=== DATA ===
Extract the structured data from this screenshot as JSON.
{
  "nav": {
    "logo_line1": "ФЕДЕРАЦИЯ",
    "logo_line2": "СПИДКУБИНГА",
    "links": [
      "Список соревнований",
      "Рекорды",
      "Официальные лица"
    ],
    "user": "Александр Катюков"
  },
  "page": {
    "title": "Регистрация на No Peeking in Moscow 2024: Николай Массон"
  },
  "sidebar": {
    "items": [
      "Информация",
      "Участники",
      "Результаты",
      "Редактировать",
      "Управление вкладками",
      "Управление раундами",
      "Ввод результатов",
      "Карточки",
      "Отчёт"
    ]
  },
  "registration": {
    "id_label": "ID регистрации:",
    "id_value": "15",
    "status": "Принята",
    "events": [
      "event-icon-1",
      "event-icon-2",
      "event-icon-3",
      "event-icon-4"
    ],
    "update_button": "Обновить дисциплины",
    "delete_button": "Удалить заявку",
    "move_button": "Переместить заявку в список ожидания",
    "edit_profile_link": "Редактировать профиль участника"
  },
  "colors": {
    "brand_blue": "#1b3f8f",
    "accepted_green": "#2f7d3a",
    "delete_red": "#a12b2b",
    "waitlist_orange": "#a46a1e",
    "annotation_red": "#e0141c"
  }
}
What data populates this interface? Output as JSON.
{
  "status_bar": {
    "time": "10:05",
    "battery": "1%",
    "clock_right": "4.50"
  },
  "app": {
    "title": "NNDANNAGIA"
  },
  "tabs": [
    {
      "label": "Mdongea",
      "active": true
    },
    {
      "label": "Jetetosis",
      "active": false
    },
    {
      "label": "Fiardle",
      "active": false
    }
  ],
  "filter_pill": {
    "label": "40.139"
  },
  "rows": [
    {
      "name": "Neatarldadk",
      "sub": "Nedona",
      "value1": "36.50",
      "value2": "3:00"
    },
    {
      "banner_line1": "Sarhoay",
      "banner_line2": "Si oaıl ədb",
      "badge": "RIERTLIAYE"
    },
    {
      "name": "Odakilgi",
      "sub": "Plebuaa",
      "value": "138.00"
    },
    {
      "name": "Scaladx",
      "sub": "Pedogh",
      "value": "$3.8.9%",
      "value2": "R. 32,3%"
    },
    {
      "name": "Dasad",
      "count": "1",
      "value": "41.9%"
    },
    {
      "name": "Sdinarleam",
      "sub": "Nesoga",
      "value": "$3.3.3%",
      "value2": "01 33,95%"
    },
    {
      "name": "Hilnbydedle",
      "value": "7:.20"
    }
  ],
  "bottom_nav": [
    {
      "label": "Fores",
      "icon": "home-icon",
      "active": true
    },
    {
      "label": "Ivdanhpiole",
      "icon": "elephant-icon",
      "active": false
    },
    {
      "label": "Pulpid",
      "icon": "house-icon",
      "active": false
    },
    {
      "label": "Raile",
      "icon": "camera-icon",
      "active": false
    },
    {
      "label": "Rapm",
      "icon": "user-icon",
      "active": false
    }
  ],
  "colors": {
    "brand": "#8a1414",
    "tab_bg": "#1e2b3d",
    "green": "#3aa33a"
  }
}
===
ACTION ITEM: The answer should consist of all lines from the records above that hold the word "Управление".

OUTPUT OF THE EXERCISE:
      "Управление вкладками",
      "Управление раундами",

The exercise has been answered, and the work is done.